**TASK OBJECTIVE:** A faithful copy without images is required: write out all the records exactly.

Data records for software interfaces

BEGIN

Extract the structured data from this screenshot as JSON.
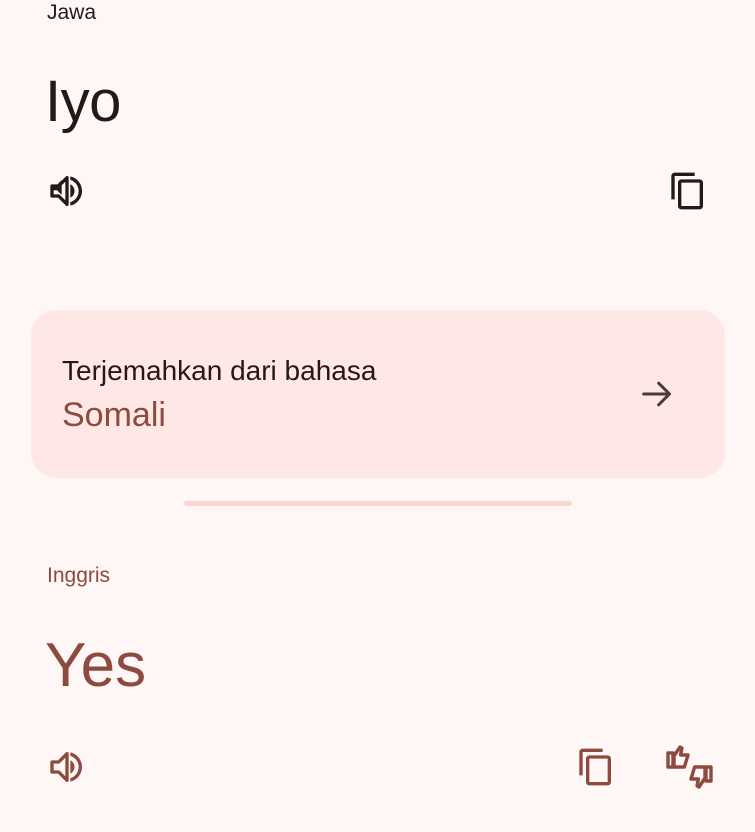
{
  "source": {
    "language_label": "Jawa",
    "text": "Iyo",
    "speak_icon": "volume-icon",
    "copy_icon": "copy-icon"
  },
  "suggestion": {
    "title": "Terjemahkan dari bahasa",
    "language": "Somali",
    "arrow_icon": "arrow-right-icon"
  },
  "target": {
    "language_label": "Inggris",
    "text": "Yes",
    "speak_icon": "volume-icon",
    "copy_icon": "copy-icon",
    "rate_icon": "thumbs-up-down-icon"
  },
  "colors": {
    "background": "#fef7f5",
    "card": "#ffe7e6",
    "accent": "#8d4a3f",
    "on_surface": "#231918",
    "divider": "#f9d7d1"
  }
}
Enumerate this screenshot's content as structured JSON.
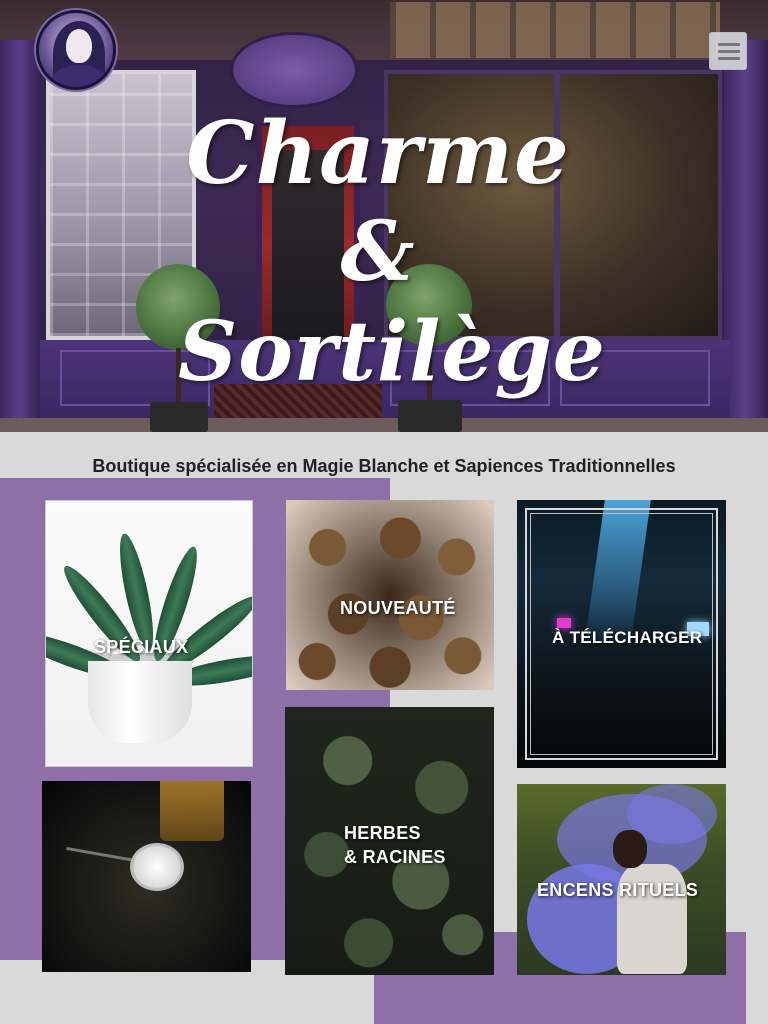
{
  "header": {
    "logo_alt": "Charme & Sortilège portrait logo",
    "title_line1": "Charme",
    "title_line2": "& Sortilège",
    "menu_icon": "hamburger-menu-icon"
  },
  "main": {
    "subtitle": "Boutique spécialisée en Magie Blanche et Sapiences Traditionnelles",
    "tiles": [
      {
        "label": "SPÉCIAUX",
        "image": "plant"
      },
      {
        "label": "NOUVEAUTÉ",
        "image": "pine-cones"
      },
      {
        "label": "À TÉLÉCHARGER",
        "image": "train-interior"
      },
      {
        "label": "",
        "image": "pocket-watch"
      },
      {
        "label_line1": "HERBES",
        "label_line2": "& RACINES",
        "image": "herbs"
      },
      {
        "label": "ENCENS RITUELS",
        "image": "purple-smoke"
      }
    ]
  },
  "colors": {
    "accent_purple": "#8f6fa8",
    "background_grey": "#d9d9d9",
    "storefront_purple": "#4b3479"
  }
}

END

**SOLUTION TO THE PROBLEM:**
Extract the structured data from this screenshot as JSON.
{
  "source": {
    "language_label": "Jawa",
    "text": "Iyo",
    "speak_icon": "volume-icon",
    "copy_icon": "copy-icon"
  },
  "suggestion": {
    "title": "Terjemahkan dari bahasa",
    "language": "Somali",
    "arrow_icon": "arrow-right-icon"
  },
  "target": {
    "language_label": "Inggris",
    "text": "Yes",
    "speak_icon": "volume-icon",
    "copy_icon": "copy-icon",
    "rate_icon": "thumbs-up-down-icon"
  },
  "colors": {
    "background": "#fef7f5",
    "card": "#ffe7e6",
    "accent": "#8d4a3f",
    "on_surface": "#231918",
    "divider": "#f9d7d1"
  }
}
Enumerate this screenshot's content as structured JSON.
{
  "header": {
    "logo_alt": "Charme & Sortilège portrait logo",
    "title_line1": "Charme",
    "title_line2": "& Sortilège",
    "menu_icon": "hamburger-menu-icon"
  },
  "main": {
    "subtitle": "Boutique spécialisée en Magie Blanche et Sapiences Traditionnelles",
    "tiles": [
      {
        "label": "SPÉCIAUX",
        "image": "plant"
      },
      {
        "label": "NOUVEAUTÉ",
        "image": "pine-cones"
      },
      {
        "label": "À TÉLÉCHARGER",
        "image": "train-interior"
      },
      {
        "label": "",
        "image": "pocket-watch"
      },
      {
        "label_line1": "HERBES",
        "label_line2": "& RACINES",
        "image": "herbs"
      },
      {
        "label": "ENCENS RITUELS",
        "image": "purple-smoke"
      }
    ]
  },
  "colors": {
    "accent_purple": "#8f6fa8",
    "background_grey": "#d9d9d9",
    "storefront_purple": "#4b3479"
  }
}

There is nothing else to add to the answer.